_Task objective_.
What is needed is an exact copy of the lines from the line holding "What data populates" through the end of the material, with no other lines and no pictures.

_Provided records_.
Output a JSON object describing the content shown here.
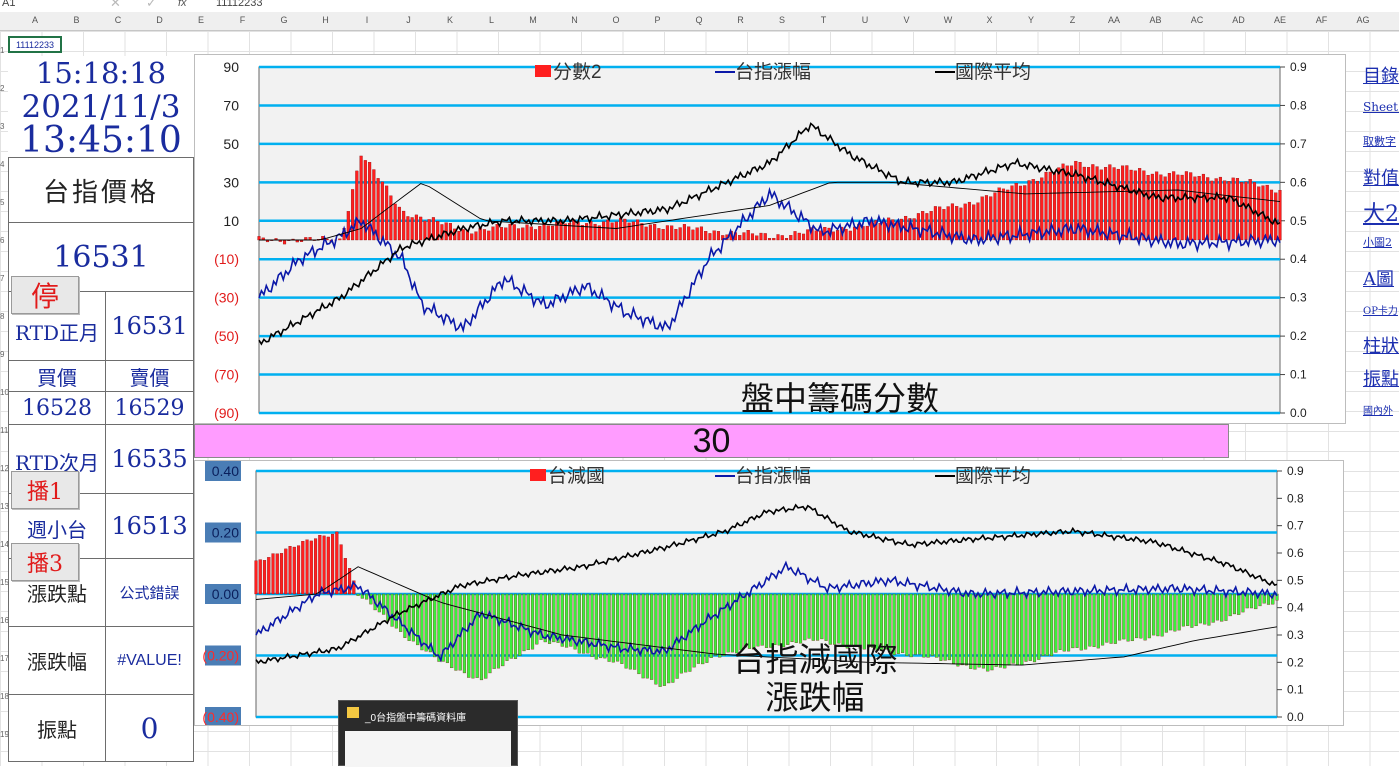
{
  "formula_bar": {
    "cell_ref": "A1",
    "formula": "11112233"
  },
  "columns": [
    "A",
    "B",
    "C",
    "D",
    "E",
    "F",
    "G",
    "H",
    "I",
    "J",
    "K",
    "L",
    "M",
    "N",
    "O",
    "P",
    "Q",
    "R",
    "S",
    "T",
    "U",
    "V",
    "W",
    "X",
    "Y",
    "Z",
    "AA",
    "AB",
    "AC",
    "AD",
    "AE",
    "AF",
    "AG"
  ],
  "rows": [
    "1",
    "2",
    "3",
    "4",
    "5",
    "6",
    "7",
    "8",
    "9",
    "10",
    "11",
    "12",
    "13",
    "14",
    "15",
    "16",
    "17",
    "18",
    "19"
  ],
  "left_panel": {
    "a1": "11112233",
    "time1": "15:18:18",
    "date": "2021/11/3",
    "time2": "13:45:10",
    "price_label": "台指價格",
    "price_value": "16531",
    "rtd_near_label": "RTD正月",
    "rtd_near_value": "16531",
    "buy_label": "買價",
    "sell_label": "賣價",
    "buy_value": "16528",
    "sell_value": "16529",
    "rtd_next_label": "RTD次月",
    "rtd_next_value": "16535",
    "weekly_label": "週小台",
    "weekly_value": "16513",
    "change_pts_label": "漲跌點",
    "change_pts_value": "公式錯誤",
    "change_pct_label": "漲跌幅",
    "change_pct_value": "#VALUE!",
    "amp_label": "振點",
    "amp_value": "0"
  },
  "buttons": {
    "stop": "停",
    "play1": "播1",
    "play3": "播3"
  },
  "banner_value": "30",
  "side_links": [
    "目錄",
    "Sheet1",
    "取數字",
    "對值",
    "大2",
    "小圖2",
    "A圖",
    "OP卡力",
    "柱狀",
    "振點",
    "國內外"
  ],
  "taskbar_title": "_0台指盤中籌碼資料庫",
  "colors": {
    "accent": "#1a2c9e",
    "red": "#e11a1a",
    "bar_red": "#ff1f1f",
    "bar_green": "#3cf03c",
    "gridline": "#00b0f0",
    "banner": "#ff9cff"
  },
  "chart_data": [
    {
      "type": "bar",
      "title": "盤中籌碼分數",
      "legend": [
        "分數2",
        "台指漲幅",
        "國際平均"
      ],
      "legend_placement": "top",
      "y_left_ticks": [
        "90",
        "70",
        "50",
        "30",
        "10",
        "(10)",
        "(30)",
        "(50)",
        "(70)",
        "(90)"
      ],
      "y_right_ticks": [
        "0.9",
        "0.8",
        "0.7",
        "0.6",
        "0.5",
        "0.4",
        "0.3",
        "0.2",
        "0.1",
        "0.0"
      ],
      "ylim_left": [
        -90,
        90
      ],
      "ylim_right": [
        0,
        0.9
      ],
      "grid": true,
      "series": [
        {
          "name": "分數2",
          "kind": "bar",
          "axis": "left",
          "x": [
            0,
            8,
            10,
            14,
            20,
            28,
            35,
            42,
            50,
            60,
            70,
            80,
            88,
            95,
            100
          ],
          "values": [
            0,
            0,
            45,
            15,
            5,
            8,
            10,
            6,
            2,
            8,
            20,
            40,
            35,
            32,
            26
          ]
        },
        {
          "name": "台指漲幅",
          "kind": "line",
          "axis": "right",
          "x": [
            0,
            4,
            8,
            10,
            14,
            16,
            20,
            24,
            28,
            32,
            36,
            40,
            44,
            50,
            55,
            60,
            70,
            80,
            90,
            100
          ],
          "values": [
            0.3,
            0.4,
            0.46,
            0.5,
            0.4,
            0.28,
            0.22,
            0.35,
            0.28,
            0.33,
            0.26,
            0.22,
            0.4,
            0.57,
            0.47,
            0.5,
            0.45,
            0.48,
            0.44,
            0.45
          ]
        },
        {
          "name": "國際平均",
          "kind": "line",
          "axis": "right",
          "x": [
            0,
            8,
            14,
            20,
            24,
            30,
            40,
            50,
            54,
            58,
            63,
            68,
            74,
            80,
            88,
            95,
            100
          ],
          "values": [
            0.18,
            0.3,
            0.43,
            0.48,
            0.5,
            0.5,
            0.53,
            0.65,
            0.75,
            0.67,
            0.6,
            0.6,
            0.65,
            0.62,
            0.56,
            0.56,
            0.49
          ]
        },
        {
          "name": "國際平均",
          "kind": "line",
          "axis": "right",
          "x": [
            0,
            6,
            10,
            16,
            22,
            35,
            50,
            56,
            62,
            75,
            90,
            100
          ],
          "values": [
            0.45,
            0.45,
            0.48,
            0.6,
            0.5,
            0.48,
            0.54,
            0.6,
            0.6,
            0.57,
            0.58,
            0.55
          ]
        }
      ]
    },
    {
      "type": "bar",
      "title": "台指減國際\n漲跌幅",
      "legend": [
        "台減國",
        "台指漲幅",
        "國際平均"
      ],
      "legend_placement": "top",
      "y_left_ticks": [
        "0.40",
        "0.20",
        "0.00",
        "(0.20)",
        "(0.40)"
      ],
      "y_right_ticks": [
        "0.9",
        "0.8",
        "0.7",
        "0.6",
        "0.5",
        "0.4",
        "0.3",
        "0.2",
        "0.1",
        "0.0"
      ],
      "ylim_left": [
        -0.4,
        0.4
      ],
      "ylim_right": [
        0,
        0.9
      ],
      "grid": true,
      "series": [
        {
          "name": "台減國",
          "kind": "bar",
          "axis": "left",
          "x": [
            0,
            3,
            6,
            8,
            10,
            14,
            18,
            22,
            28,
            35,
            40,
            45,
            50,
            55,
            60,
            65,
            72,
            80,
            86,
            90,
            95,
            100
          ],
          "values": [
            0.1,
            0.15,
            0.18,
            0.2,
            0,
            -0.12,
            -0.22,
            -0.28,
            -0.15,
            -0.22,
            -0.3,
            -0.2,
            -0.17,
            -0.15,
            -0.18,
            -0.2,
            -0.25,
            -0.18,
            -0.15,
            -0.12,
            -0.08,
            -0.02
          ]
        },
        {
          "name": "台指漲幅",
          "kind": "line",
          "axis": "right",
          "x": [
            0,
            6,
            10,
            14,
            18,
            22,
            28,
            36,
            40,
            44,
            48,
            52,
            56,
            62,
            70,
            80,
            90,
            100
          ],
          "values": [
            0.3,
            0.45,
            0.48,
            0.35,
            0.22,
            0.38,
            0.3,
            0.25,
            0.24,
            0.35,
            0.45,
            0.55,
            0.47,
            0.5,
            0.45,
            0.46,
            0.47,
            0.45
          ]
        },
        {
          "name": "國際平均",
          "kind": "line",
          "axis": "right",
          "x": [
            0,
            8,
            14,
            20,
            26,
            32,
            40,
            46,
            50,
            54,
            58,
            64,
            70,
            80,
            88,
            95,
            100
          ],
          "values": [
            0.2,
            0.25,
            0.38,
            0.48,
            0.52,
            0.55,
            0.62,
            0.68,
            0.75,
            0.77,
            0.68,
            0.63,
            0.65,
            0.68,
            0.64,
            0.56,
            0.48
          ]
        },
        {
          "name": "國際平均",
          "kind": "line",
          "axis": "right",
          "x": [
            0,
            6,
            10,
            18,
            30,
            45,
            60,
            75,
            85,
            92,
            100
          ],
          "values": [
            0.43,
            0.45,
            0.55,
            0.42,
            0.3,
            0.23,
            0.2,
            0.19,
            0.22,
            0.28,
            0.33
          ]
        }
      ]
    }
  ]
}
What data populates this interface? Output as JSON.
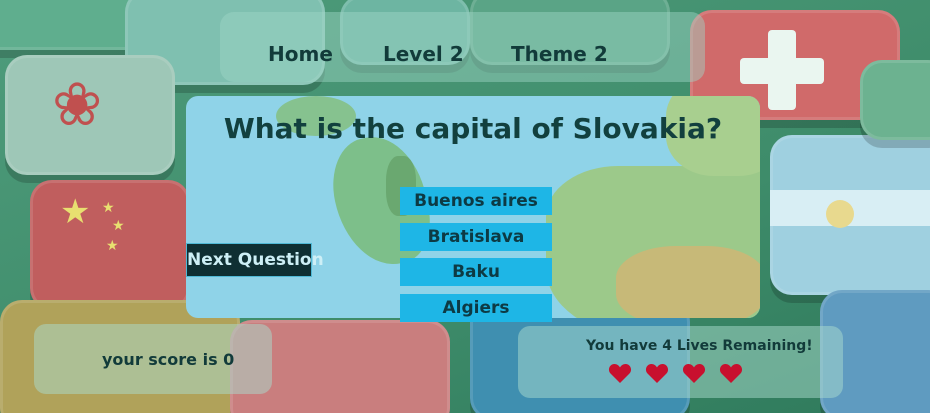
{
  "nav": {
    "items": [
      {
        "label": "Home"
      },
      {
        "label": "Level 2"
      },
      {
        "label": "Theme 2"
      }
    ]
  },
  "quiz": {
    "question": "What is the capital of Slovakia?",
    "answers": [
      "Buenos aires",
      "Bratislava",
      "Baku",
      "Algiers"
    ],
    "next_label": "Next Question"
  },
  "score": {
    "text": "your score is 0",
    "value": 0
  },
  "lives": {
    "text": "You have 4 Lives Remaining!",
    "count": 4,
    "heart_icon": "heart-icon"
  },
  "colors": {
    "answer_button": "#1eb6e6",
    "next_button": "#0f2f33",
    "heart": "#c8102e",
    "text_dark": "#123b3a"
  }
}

_Exercise answer_.
What data populates this interface? Output as JSON.
{
  "nav": {
    "items": [
      {
        "label": "Home"
      },
      {
        "label": "Level 2"
      },
      {
        "label": "Theme 2"
      }
    ]
  },
  "quiz": {
    "question": "What is the capital of Slovakia?",
    "answers": [
      "Buenos aires",
      "Bratislava",
      "Baku",
      "Algiers"
    ],
    "next_label": "Next Question"
  },
  "score": {
    "text": "your score is 0",
    "value": 0
  },
  "lives": {
    "text": "You have 4 Lives Remaining!",
    "count": 4,
    "heart_icon": "heart-icon"
  },
  "colors": {
    "answer_button": "#1eb6e6",
    "next_button": "#0f2f33",
    "heart": "#c8102e",
    "text_dark": "#123b3a"
  }
}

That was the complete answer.